Exercise objective - Where a picture appears, leave it out; copy everything else in the records exactly.

================

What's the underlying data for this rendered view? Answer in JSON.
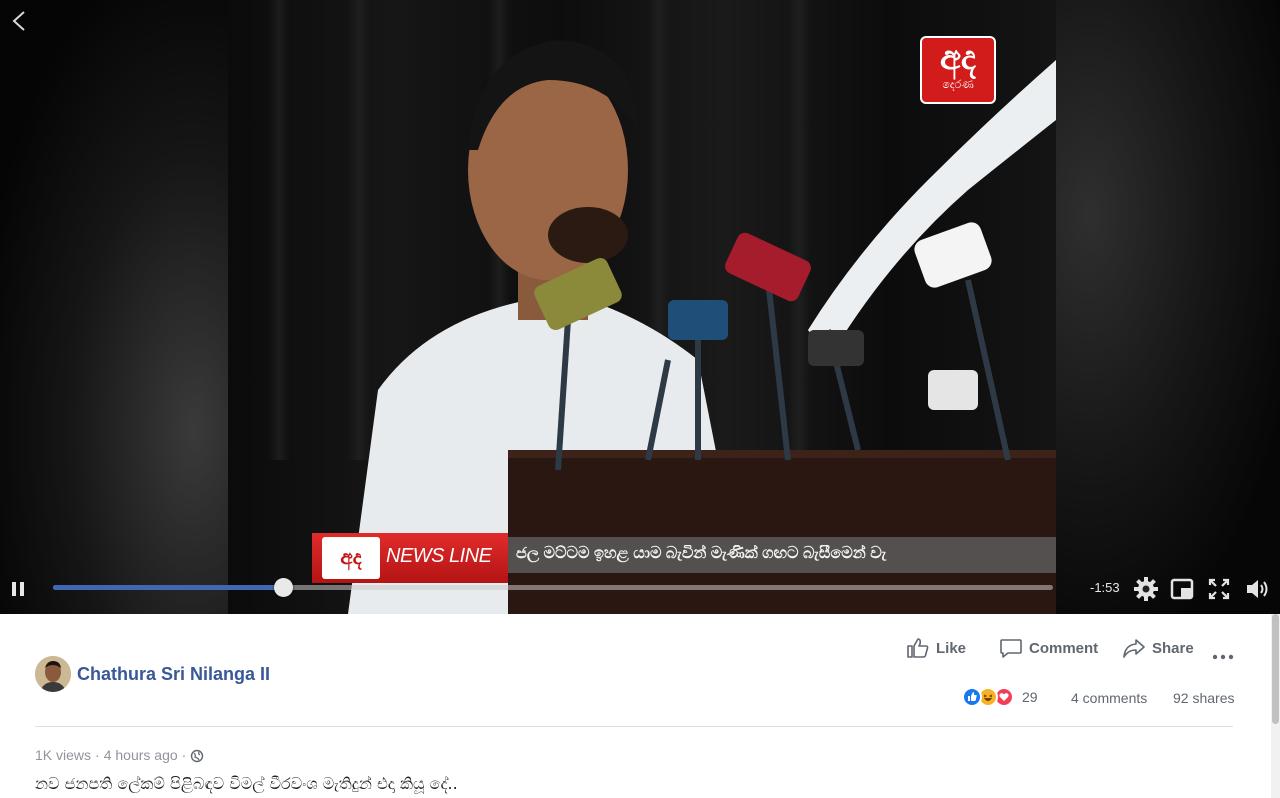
{
  "video": {
    "logo_big": "අද",
    "logo_small": "දෙරණ",
    "ticker_logo": "අද",
    "ticker_brand": "NEWS LINE",
    "ticker_text": "ජල මට්ටම ඉහළ යාම බැවින් මැණික් ගඟට බැසීමෙන් වැ",
    "progress_fraction": 0.23,
    "time_remaining": "-1:53",
    "icons": [
      "back-icon",
      "pause-icon",
      "settings-icon",
      "pip-icon",
      "fullscreen-icon",
      "volume-icon"
    ]
  },
  "actions": {
    "like_label": "Like",
    "comment_label": "Comment",
    "share_label": "Share"
  },
  "author": {
    "name": "Chathura Sri Nilanga II"
  },
  "stats": {
    "reaction_icons": [
      "like-reaction",
      "haha-reaction",
      "love-reaction"
    ],
    "reaction_count": "29",
    "comments": "4 comments",
    "shares": "92 shares"
  },
  "meta": {
    "views": "1K views",
    "time": "4 hours ago"
  },
  "caption": "නව ජනපති ලේකම් පිළිබඳව විමල් වීරවංශ මැතිදුන් එදා කියූ දේ..",
  "colors": {
    "accent": "#4267b2",
    "author_link": "#385898",
    "ticker_red": "#d21c1c"
  }
}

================

Solution for this task -
What's the underlying data for this rendered view? Answer in JSON.
{
  "video": {
    "logo_big": "අද",
    "logo_small": "දෙරණ",
    "ticker_logo": "අද",
    "ticker_brand": "NEWS LINE",
    "ticker_text": "ජල මට්ටම ඉහළ යාම බැවින් මැණික් ගඟට බැසීමෙන් වැ",
    "progress_fraction": 0.23,
    "time_remaining": "-1:53",
    "icons": [
      "back-icon",
      "pause-icon",
      "settings-icon",
      "pip-icon",
      "fullscreen-icon",
      "volume-icon"
    ]
  },
  "actions": {
    "like_label": "Like",
    "comment_label": "Comment",
    "share_label": "Share"
  },
  "author": {
    "name": "Chathura Sri Nilanga II"
  },
  "stats": {
    "reaction_icons": [
      "like-reaction",
      "haha-reaction",
      "love-reaction"
    ],
    "reaction_count": "29",
    "comments": "4 comments",
    "shares": "92 shares"
  },
  "meta": {
    "views": "1K views",
    "time": "4 hours ago"
  },
  "caption": "නව ජනපති ලේකම් පිළිබඳව විමල් වීරවංශ මැතිදුන් එදා කියූ දේ..",
  "colors": {
    "accent": "#4267b2",
    "author_link": "#385898",
    "ticker_red": "#d21c1c"
  }
}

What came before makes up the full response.